05-18-2005, 10:39 AM
I notice that lots of recipes call for Kosher Salt. I've never seen this for sale in the UK. We have sea salt, rock salt, table salt. The firat two are completely natural with no additives; the sea salt is sort of flaky and crumbles easily, the rock salt is in very hard little lumps and needs to go through a grinder. Are either of these a good substitute?

Thanks,

Andrew

Doug D
05-18-2005, 11:10 AM
The "flaky" sea salt you mention might be an adequate substitute for Diamond Crystal kosher salt. Failing that, you can follow these ratios when using other salts:

1 cup Diamond Crystal kosher salt = 3/4 cup Morton kosher salt = 1/2 cup table salt (non-iodized preferred). Also, a cup of Diamond Crystal weighs 5 ounces, so if your recipe calls for 1 cup of DC kosher salt, you can safely substitute 5 oz. of any other salt.

Mark Goldstein
05-18-2005, 11:53 AM
According to Cooking.Com, here's the definition:

Kosher salt is a coarse salt that contains no additives.

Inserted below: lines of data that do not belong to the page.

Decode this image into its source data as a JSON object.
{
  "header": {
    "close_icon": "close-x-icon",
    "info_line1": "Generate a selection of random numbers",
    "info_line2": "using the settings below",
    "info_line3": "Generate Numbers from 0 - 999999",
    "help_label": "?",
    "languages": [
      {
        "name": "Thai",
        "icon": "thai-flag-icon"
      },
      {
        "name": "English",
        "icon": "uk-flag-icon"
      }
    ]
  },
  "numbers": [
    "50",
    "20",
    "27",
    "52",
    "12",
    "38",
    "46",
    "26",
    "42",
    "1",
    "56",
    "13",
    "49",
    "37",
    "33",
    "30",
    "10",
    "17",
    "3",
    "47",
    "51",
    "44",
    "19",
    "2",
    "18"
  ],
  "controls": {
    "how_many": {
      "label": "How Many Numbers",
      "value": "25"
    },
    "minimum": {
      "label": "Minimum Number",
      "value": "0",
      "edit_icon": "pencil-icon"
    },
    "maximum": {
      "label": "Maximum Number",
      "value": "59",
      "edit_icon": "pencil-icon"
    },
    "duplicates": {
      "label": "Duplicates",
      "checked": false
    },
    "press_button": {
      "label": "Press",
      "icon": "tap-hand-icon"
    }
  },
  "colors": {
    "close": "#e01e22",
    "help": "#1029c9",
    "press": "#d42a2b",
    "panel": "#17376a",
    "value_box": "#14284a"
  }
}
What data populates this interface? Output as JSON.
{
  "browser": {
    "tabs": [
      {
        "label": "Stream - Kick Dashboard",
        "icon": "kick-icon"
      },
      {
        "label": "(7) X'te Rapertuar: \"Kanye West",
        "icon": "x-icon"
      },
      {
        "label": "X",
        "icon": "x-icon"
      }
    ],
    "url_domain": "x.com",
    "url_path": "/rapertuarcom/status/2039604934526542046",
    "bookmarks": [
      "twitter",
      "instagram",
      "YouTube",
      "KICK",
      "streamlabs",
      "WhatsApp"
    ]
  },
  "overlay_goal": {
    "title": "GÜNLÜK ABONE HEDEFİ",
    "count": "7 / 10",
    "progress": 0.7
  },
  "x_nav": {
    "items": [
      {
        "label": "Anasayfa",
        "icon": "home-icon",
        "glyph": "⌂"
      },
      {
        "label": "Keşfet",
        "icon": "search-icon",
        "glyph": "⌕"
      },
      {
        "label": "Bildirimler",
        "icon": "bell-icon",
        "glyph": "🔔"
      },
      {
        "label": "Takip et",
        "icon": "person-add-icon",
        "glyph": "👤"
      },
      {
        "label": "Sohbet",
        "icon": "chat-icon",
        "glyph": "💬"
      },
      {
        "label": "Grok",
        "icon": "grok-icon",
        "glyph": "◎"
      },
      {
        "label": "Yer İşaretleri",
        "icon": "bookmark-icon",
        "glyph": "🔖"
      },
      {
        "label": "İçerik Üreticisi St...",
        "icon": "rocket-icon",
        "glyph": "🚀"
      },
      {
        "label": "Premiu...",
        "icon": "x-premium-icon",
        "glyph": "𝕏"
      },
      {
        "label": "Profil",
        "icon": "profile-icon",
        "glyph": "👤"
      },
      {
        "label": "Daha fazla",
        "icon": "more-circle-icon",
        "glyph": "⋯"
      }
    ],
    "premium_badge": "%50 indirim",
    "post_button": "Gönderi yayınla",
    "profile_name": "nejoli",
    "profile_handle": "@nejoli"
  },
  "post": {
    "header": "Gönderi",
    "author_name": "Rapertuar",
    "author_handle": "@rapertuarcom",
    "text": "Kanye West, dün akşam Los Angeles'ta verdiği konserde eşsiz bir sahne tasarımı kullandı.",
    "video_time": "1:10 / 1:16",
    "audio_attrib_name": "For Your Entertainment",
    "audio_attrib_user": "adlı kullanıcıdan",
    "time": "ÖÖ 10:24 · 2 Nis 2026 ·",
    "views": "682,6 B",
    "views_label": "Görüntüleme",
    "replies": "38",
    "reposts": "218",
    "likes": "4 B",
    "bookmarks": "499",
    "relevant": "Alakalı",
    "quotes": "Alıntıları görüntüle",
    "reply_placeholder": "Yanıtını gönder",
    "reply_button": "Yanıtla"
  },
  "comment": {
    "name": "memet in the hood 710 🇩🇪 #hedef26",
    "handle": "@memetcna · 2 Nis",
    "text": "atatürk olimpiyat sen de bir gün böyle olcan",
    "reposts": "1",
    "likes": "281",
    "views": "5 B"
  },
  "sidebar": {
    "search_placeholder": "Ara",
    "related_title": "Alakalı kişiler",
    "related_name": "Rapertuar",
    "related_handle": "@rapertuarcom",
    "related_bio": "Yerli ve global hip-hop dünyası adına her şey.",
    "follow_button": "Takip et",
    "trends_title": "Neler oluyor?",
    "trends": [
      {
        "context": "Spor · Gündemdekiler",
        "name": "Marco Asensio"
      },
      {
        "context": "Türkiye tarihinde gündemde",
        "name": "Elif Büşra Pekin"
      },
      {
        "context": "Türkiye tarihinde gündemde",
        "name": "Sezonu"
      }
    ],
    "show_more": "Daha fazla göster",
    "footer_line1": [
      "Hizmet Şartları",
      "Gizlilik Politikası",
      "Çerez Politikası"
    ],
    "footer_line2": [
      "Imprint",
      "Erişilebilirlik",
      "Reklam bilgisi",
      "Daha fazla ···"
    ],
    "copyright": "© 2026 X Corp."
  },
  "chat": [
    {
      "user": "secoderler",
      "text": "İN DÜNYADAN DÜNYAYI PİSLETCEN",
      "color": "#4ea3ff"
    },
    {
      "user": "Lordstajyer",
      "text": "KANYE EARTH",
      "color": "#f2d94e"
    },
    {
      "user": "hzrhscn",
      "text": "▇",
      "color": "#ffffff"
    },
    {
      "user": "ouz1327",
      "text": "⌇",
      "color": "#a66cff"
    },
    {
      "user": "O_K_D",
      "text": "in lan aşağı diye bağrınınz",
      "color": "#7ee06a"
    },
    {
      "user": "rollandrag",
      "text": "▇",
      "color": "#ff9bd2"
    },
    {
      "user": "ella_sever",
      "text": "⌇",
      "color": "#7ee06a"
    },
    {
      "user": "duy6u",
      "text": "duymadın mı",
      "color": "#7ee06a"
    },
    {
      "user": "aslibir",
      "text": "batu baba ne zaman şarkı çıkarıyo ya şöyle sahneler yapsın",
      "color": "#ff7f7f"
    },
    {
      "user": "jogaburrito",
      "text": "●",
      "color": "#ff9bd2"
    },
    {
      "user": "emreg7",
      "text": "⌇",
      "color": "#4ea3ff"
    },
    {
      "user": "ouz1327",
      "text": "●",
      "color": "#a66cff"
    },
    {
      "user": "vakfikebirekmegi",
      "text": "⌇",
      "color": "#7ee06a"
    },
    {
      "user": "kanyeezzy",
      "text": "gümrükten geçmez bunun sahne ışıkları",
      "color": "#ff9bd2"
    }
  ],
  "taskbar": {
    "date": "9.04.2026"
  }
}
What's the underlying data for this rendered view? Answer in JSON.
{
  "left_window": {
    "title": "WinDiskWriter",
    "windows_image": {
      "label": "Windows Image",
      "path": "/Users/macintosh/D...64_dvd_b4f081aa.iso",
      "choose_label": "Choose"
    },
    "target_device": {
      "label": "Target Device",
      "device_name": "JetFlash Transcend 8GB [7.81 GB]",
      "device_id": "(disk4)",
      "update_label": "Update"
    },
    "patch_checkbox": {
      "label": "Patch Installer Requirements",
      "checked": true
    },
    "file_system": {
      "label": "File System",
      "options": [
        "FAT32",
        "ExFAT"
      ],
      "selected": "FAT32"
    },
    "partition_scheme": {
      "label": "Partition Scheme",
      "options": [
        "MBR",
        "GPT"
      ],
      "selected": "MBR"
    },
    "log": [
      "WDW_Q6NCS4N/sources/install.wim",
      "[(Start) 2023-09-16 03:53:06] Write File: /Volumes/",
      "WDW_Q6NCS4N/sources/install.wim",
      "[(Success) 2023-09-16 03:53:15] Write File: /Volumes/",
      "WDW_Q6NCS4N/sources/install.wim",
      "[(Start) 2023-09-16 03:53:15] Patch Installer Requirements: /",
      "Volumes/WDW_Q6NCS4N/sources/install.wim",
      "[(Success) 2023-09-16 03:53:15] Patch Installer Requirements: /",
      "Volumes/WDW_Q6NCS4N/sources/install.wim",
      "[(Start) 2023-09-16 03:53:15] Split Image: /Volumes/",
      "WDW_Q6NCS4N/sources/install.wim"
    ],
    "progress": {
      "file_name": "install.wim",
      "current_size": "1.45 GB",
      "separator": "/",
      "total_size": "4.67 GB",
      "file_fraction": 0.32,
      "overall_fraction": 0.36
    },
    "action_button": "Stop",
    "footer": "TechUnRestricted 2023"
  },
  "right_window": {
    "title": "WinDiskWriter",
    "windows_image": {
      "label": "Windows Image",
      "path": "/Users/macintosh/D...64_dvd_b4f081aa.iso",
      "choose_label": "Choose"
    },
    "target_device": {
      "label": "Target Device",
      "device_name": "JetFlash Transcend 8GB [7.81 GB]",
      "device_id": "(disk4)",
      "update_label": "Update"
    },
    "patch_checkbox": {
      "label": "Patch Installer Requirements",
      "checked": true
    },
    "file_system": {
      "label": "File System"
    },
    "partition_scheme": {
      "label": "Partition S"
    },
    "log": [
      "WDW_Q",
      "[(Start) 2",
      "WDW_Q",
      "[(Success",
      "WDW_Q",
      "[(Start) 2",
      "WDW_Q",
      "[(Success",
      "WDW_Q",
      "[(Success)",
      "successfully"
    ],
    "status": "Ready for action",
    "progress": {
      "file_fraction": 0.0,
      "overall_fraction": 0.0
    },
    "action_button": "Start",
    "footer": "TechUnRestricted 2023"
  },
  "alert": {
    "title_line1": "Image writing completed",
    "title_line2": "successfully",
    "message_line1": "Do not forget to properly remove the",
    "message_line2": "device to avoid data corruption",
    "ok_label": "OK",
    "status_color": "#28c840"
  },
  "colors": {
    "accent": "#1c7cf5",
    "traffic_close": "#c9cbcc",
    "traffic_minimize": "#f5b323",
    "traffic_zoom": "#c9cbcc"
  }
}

It dissolves quickly and is preferred by many professional chefs for its texture and flavor. It is also known as pickling, rock or coarse salt.

So, it sounds like you can pretty much get away with just about any coarse salt.

andrew_l
05-18-2005, 10:27 PM
Thanks, Doug and mark.

Seems as though there are several difeerences in terminology, but the same ingredients DO exist! I'll go with Maldon Sea salt - light, flaky, pure and excellent flavour. Also - I've seen where they make it, so it feels nice to support a small local industry!

Andrew

K Kruger
05-19-2005, 01:48 AM
I love Maldon.

You can use Maldon in the ratio Doug quotes above for Diamond Crystal, it is nearly the same weight-wise.

Morgan Sziraki
05-23-2005, 07:29 AM
andrew
I have the same problem, can't find it over here, maybe Golder's Green, just never get up there.

05-26-2005, 03:50 PM
sea salt is a good replacement for kosher salt.

Jane Cherry
05-29-2005, 02:20 PM
Maldon is definitely the Rolls Royce of salts. It's $11 a pound.